▶ _WHAT IS NEEDED_:
Retrieve every line of the data holding the word "true".

▶ _RECORDS PROVIDED_:
◆ ◆ ◆ ◆ ◆
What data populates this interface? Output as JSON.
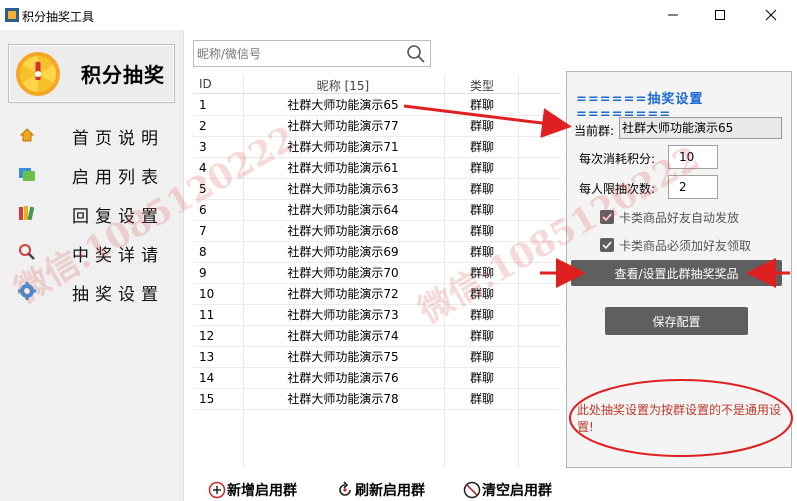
{
  "window": {
    "title": "积分抽奖工具"
  },
  "sidebar": {
    "logo_text": "积分抽奖",
    "items": [
      {
        "label": "首页说明",
        "icon": "home-icon"
      },
      {
        "label": "启用列表",
        "icon": "list-icon"
      },
      {
        "label": "回复设置",
        "icon": "books-icon"
      },
      {
        "label": "中奖详请",
        "icon": "search-icon"
      },
      {
        "label": "抽奖设置",
        "icon": "gear-icon"
      }
    ]
  },
  "search": {
    "placeholder": "昵称/微信号"
  },
  "table": {
    "headers": {
      "id": "ID",
      "nickname": "昵称 [15]",
      "type": "类型"
    },
    "rows": [
      {
        "id": "1",
        "nickname": "社群大师功能演示65",
        "type": "群聊"
      },
      {
        "id": "2",
        "nickname": "社群大师功能演示77",
        "type": "群聊"
      },
      {
        "id": "3",
        "nickname": "社群大师功能演示71",
        "type": "群聊"
      },
      {
        "id": "4",
        "nickname": "社群大师功能演示61",
        "type": "群聊"
      },
      {
        "id": "5",
        "nickname": "社群大师功能演示63",
        "type": "群聊"
      },
      {
        "id": "6",
        "nickname": "社群大师功能演示64",
        "type": "群聊"
      },
      {
        "id": "7",
        "nickname": "社群大师功能演示68",
        "type": "群聊"
      },
      {
        "id": "8",
        "nickname": "社群大师功能演示69",
        "type": "群聊"
      },
      {
        "id": "9",
        "nickname": "社群大师功能演示70",
        "type": "群聊"
      },
      {
        "id": "10",
        "nickname": "社群大师功能演示72",
        "type": "群聊"
      },
      {
        "id": "11",
        "nickname": "社群大师功能演示73",
        "type": "群聊"
      },
      {
        "id": "12",
        "nickname": "社群大师功能演示74",
        "type": "群聊"
      },
      {
        "id": "13",
        "nickname": "社群大师功能演示75",
        "type": "群聊"
      },
      {
        "id": "14",
        "nickname": "社群大师功能演示76",
        "type": "群聊"
      },
      {
        "id": "15",
        "nickname": "社群大师功能演示78",
        "type": "群聊"
      }
    ]
  },
  "bottom_actions": {
    "add": "新增启用群",
    "refresh": "刷新启用群",
    "clear": "清空启用群"
  },
  "settings": {
    "title": "======抽奖设置========",
    "current_group_label": "当前群:",
    "current_group_value": "社群大师功能演示65",
    "cost_label": "每次消耗积分:",
    "cost_value": "10",
    "limit_label": "每人限抽次数:",
    "limit_value": "2",
    "check1_label": "卡类商品好友自动发放",
    "check1_checked": true,
    "check2_label": "卡类商品必须加好友领取",
    "check2_checked": true,
    "view_prizes_button": "查看/设置此群抽奖奖品",
    "save_button": "保存配置",
    "note": "此处抽奖设置为按群设置的不是通用设置!"
  },
  "watermarks": [
    "微信:1085120222",
    "微信:1085120222"
  ],
  "colors": {
    "accent_blue": "#1e6bd6",
    "annotation_red": "#e02020",
    "button_dark": "#5f5f5f"
  }
}
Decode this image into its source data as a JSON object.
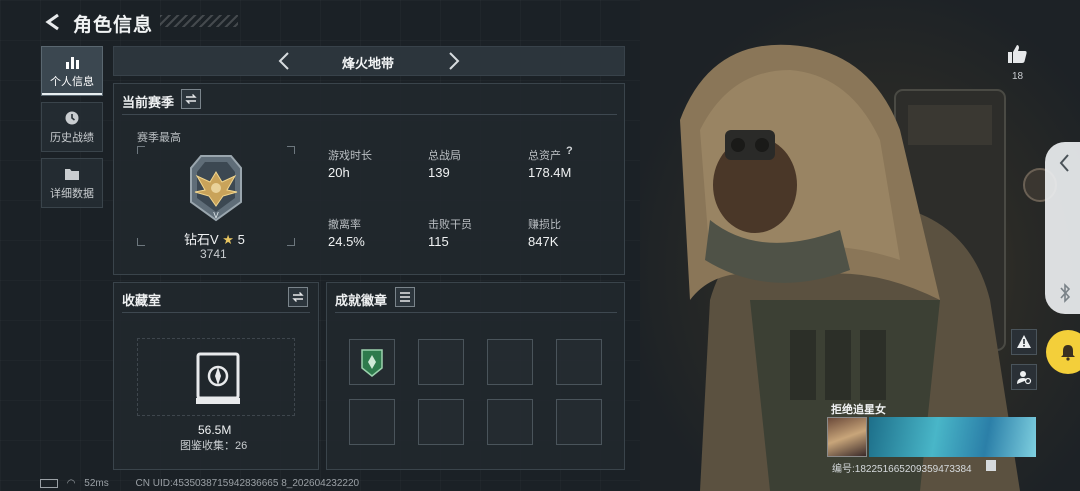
{
  "header": {
    "title": "角色信息"
  },
  "nav": [
    {
      "label": "个人信息",
      "icon": "bar-chart-icon",
      "active": true
    },
    {
      "label": "历史战绩",
      "icon": "history-icon",
      "active": false
    },
    {
      "label": "详细数据",
      "icon": "folder-icon",
      "active": false
    }
  ],
  "season": {
    "name": "烽火地带"
  },
  "current_season": {
    "title": "当前赛季",
    "best_label": "赛季最高",
    "rank_name": "钻石V",
    "rank_stars": "5",
    "rank_score": "3741",
    "stats": [
      {
        "label": "游戏时长",
        "value": "20h"
      },
      {
        "label": "总战局",
        "value": "139"
      },
      {
        "label": "总资产",
        "value": "178.4M",
        "help": "?"
      },
      {
        "label": "撤离率",
        "value": "24.5%"
      },
      {
        "label": "击败干员",
        "value": "115"
      },
      {
        "label": "赚损比",
        "value": "847K"
      }
    ]
  },
  "collection": {
    "title": "收藏室",
    "value": "56.5M",
    "count_label": "图鉴收集：26"
  },
  "badges": {
    "title": "成就徽章"
  },
  "right": {
    "likes": "18",
    "player_name": "拒绝追星女",
    "player_id": "编号:182251665209359473384"
  },
  "footer": {
    "ping": "52ms",
    "uid": "CN UID:4535038715942836665 8_202604232220"
  },
  "colors": {
    "accent_yellow": "#f3cf3a",
    "badge_green": "#2e7a4c"
  }
}
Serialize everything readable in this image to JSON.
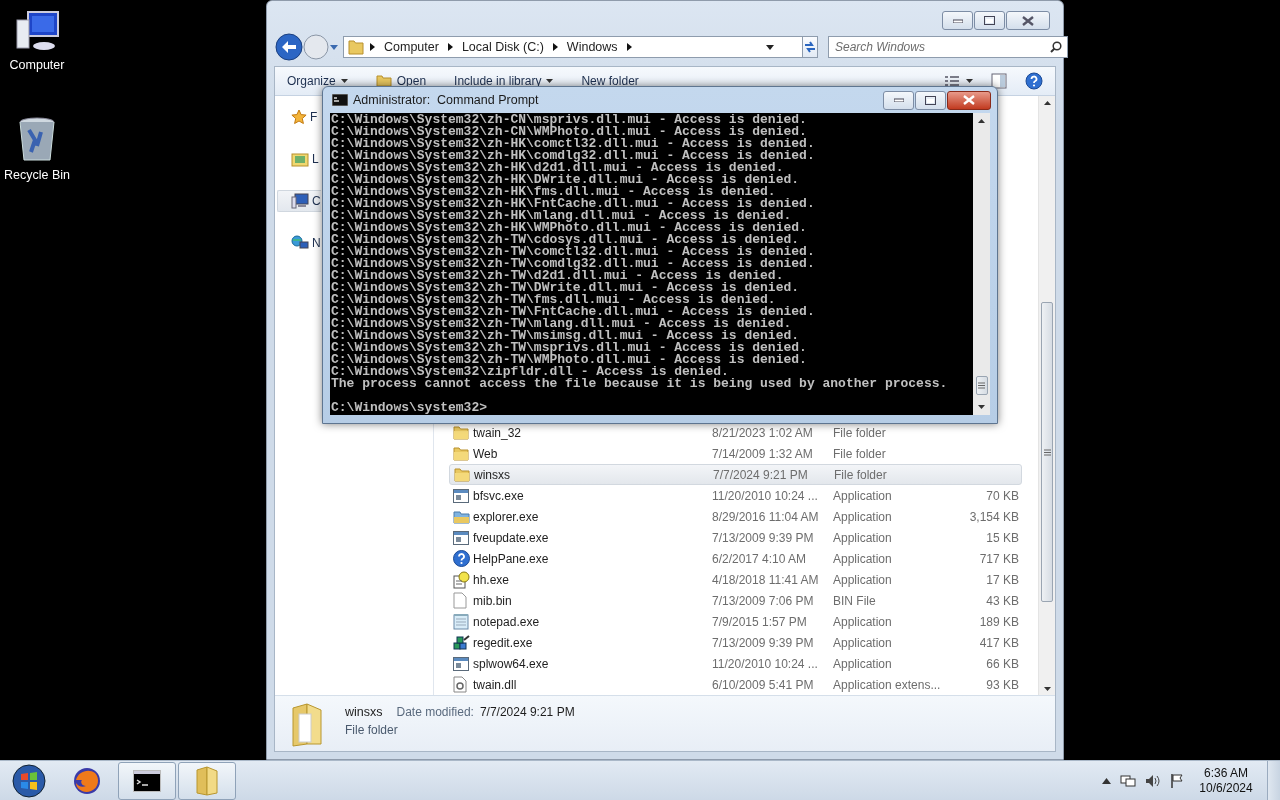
{
  "desktop": {
    "icons": [
      {
        "label": "Computer",
        "kind": "computer"
      },
      {
        "label": "Recycle Bin",
        "kind": "recycle"
      }
    ]
  },
  "explorer": {
    "breadcrumb": [
      "Computer",
      "Local Disk (C:)",
      "Windows"
    ],
    "search": {
      "placeholder": "Search Windows"
    },
    "toolbar": [
      {
        "label": "Organize",
        "kind": "menu"
      },
      {
        "label": "Open",
        "kind": "open"
      },
      {
        "label": "Include in library",
        "kind": "menu"
      },
      {
        "label": "New folder",
        "kind": "plain"
      }
    ],
    "nav": [
      {
        "label": "F",
        "kind": "favorites",
        "selected": false
      },
      {
        "label": "L",
        "kind": "libraries",
        "selected": false
      },
      {
        "label": "C",
        "kind": "computer",
        "selected": true
      },
      {
        "label": "N",
        "kind": "network",
        "selected": false
      }
    ],
    "files": [
      {
        "name": "twain_32",
        "date": "8/21/2023 1:02 AM",
        "type": "File folder",
        "kind": "folder",
        "selected": false
      },
      {
        "name": "Web",
        "date": "7/14/2009 1:32 AM",
        "type": "File folder",
        "kind": "folder",
        "selected": false
      },
      {
        "name": "winsxs",
        "date": "7/7/2024 9:21 PM",
        "type": "File folder",
        "kind": "folder",
        "selected": true
      },
      {
        "name": "bfsvc.exe",
        "date": "11/20/2010 10:24 ...",
        "type": "Application",
        "size": "70 KB",
        "kind": "app",
        "selected": false
      },
      {
        "name": "explorer.exe",
        "date": "8/29/2016 11:04 AM",
        "type": "Application",
        "size": "3,154 KB",
        "kind": "explorer",
        "selected": false
      },
      {
        "name": "fveupdate.exe",
        "date": "7/13/2009 9:39 PM",
        "type": "Application",
        "size": "15 KB",
        "kind": "app",
        "selected": false
      },
      {
        "name": "HelpPane.exe",
        "date": "6/2/2017 4:10 AM",
        "type": "Application",
        "size": "717 KB",
        "kind": "help",
        "selected": false
      },
      {
        "name": "hh.exe",
        "date": "4/18/2018 11:41 AM",
        "type": "Application",
        "size": "17 KB",
        "kind": "hh",
        "selected": false
      },
      {
        "name": "mib.bin",
        "date": "7/13/2009 7:06 PM",
        "type": "BIN File",
        "size": "43 KB",
        "kind": "file",
        "selected": false
      },
      {
        "name": "notepad.exe",
        "date": "7/9/2015 1:57 PM",
        "type": "Application",
        "size": "189 KB",
        "kind": "notepad",
        "selected": false
      },
      {
        "name": "regedit.exe",
        "date": "7/13/2009 9:39 PM",
        "type": "Application",
        "size": "417 KB",
        "kind": "regedit",
        "selected": false
      },
      {
        "name": "splwow64.exe",
        "date": "11/20/2010 10:24 ...",
        "type": "Application",
        "size": "66 KB",
        "kind": "app",
        "selected": false
      },
      {
        "name": "twain.dll",
        "date": "6/10/2009 5:41 PM",
        "type": "Application extens...",
        "size": "93 KB",
        "kind": "dll",
        "selected": false
      }
    ],
    "details": {
      "name": "winsxs",
      "date_label": "Date modified:",
      "date": "7/7/2024 9:21 PM",
      "type": "File folder"
    }
  },
  "console": {
    "title": "Administrator:  Command Prompt",
    "lines": [
      "C:\\Windows\\System32\\zh-CN\\msprivs.dll.mui - Access is denied.",
      "C:\\Windows\\System32\\zh-CN\\WMPhoto.dll.mui - Access is denied.",
      "C:\\Windows\\System32\\zh-HK\\comctl32.dll.mui - Access is denied.",
      "C:\\Windows\\System32\\zh-HK\\comdlg32.dll.mui - Access is denied.",
      "C:\\Windows\\System32\\zh-HK\\d2d1.dll.mui - Access is denied.",
      "C:\\Windows\\System32\\zh-HK\\DWrite.dll.mui - Access is denied.",
      "C:\\Windows\\System32\\zh-HK\\fms.dll.mui - Access is denied.",
      "C:\\Windows\\System32\\zh-HK\\FntCache.dll.mui - Access is denied.",
      "C:\\Windows\\System32\\zh-HK\\mlang.dll.mui - Access is denied.",
      "C:\\Windows\\System32\\zh-HK\\WMPhoto.dll.mui - Access is denied.",
      "C:\\Windows\\System32\\zh-TW\\cdosys.dll.mui - Access is denied.",
      "C:\\Windows\\System32\\zh-TW\\comctl32.dll.mui - Access is denied.",
      "C:\\Windows\\System32\\zh-TW\\comdlg32.dll.mui - Access is denied.",
      "C:\\Windows\\System32\\zh-TW\\d2d1.dll.mui - Access is denied.",
      "C:\\Windows\\System32\\zh-TW\\DWrite.dll.mui - Access is denied.",
      "C:\\Windows\\System32\\zh-TW\\fms.dll.mui - Access is denied.",
      "C:\\Windows\\System32\\zh-TW\\FntCache.dll.mui - Access is denied.",
      "C:\\Windows\\System32\\zh-TW\\mlang.dll.mui - Access is denied.",
      "C:\\Windows\\System32\\zh-TW\\msimsg.dll.mui - Access is denied.",
      "C:\\Windows\\System32\\zh-TW\\msprivs.dll.mui - Access is denied.",
      "C:\\Windows\\System32\\zh-TW\\WMPhoto.dll.mui - Access is denied.",
      "C:\\Windows\\System32\\zipfldr.dll - Access is denied.",
      "The process cannot access the file because it is being used by another process."
    ],
    "prompt": "C:\\Windows\\system32>"
  },
  "taskbar": {
    "apps": [
      {
        "kind": "firefox",
        "open": false
      },
      {
        "kind": "cmd",
        "open": true
      },
      {
        "kind": "explorer",
        "open": true
      }
    ],
    "clock": {
      "time": "6:36 AM",
      "date": "10/6/2024"
    }
  }
}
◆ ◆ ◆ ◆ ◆
▶ _WRITTEN RESPONSE_:
    "check1_checked": true,
    "check2_checked": true,
      "active": true
        "selected": true
        "selected": true
        "open": true
        "open": true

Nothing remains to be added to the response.